His defence lawyer, Radovan Stanic, said that two witnesses whose statements established that he participated in the shooting and provided the basis for his conviction should have been called to testify at the trial.
Zecevic’s lawyer also said that the court should take into account a recent ruling by the European Court of Human Rights in Strasbourg that said that the former Yugoslav criminal code should be used in cases of crimes committed before 2003, when Bosnia adopted its own, harsher criminal code.
“It is not clear in Zecevic’s verdict why the criminal code of Bosnia and Herzegovina was applied,” said Stanic.
The prosecution however said that it wanted a longer sentence.
“We are appealing because of the incorrect and incomplete establishment of the facts regarding the defendant’s role in the commission of the crime,” said prosecutor Slavica Terzic.

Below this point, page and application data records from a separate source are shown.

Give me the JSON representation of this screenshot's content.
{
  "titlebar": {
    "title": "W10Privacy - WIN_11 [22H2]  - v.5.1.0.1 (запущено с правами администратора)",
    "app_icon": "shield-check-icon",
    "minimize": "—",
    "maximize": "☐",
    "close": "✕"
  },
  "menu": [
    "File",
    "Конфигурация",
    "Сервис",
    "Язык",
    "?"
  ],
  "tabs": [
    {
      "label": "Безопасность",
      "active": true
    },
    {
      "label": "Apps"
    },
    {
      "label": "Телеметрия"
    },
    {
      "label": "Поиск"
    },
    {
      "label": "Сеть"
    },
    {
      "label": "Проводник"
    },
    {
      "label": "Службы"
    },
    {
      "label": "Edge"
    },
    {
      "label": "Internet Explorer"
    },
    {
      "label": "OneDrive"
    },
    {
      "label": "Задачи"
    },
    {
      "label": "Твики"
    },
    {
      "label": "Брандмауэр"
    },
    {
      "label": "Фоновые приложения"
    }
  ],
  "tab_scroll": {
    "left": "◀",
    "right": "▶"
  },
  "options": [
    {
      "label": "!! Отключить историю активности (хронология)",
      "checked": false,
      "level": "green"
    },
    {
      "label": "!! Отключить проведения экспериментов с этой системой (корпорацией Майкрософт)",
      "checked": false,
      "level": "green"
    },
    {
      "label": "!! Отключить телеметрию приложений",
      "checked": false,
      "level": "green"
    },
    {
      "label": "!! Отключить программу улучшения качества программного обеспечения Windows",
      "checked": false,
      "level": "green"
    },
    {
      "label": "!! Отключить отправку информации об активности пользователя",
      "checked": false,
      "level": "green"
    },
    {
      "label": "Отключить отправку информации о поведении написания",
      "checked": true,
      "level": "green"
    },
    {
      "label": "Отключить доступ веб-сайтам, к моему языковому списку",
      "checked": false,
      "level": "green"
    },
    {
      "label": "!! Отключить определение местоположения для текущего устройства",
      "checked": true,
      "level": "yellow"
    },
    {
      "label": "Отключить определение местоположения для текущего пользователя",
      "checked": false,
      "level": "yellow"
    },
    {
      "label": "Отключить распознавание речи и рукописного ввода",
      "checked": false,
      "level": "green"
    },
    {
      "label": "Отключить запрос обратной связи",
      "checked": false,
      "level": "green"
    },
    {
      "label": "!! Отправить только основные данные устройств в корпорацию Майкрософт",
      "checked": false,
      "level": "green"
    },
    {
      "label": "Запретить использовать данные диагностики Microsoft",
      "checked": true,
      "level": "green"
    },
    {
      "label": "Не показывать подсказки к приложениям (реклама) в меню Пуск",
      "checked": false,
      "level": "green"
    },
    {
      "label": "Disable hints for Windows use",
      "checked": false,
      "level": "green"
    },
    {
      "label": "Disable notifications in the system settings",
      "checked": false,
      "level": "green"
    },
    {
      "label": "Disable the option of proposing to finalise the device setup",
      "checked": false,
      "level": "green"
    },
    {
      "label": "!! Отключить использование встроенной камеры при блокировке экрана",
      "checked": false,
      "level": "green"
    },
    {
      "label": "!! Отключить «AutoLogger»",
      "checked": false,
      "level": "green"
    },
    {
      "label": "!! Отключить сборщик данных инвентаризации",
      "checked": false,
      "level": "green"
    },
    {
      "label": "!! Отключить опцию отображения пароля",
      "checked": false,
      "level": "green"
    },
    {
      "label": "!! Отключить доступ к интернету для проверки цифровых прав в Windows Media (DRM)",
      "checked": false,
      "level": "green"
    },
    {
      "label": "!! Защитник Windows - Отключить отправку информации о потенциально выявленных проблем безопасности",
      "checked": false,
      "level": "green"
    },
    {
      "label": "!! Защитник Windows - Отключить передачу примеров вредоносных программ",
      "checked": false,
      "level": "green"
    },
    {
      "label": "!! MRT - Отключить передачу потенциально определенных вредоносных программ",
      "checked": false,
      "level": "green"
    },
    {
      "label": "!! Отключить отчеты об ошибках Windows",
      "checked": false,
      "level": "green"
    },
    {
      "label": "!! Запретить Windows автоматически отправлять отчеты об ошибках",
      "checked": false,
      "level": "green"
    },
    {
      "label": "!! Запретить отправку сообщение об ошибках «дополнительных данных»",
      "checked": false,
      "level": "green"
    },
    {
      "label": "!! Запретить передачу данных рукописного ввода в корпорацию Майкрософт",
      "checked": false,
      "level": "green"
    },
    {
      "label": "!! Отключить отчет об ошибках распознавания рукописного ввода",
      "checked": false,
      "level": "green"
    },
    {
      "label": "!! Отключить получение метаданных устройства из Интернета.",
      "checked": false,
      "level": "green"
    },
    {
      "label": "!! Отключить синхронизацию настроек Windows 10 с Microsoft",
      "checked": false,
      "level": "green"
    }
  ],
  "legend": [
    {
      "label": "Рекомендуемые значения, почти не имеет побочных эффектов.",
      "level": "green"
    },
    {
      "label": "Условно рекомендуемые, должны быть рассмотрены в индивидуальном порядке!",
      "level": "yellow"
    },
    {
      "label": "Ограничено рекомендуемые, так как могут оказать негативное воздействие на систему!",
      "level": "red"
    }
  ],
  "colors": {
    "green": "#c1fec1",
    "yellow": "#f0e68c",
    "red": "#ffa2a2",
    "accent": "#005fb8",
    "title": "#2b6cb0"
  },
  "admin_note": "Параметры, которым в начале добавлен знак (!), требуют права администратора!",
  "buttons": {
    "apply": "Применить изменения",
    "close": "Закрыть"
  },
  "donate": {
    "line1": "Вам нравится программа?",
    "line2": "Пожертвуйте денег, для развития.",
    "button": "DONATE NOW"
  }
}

The civilians who were killed were detainees who were separated from a larger convoy of Bosniak prisoners by a Prijedor police special response unit, put into buses and taken to the Koricanske cliffs on Mount Vlasic in central Bosnia, where they were lined up and killed so that their bodies fell into the ravine.
At the beginning of the appeals procedure, Zecevic tried to make a plea bargain with the prosecution with a proposed sentence of ten to 13 years, but the appeal court rejected this, saying it was not equal to the gravity of the offence.
Three other people were convicted alongside Zecevic last year and also sentenced to 23 years in jail.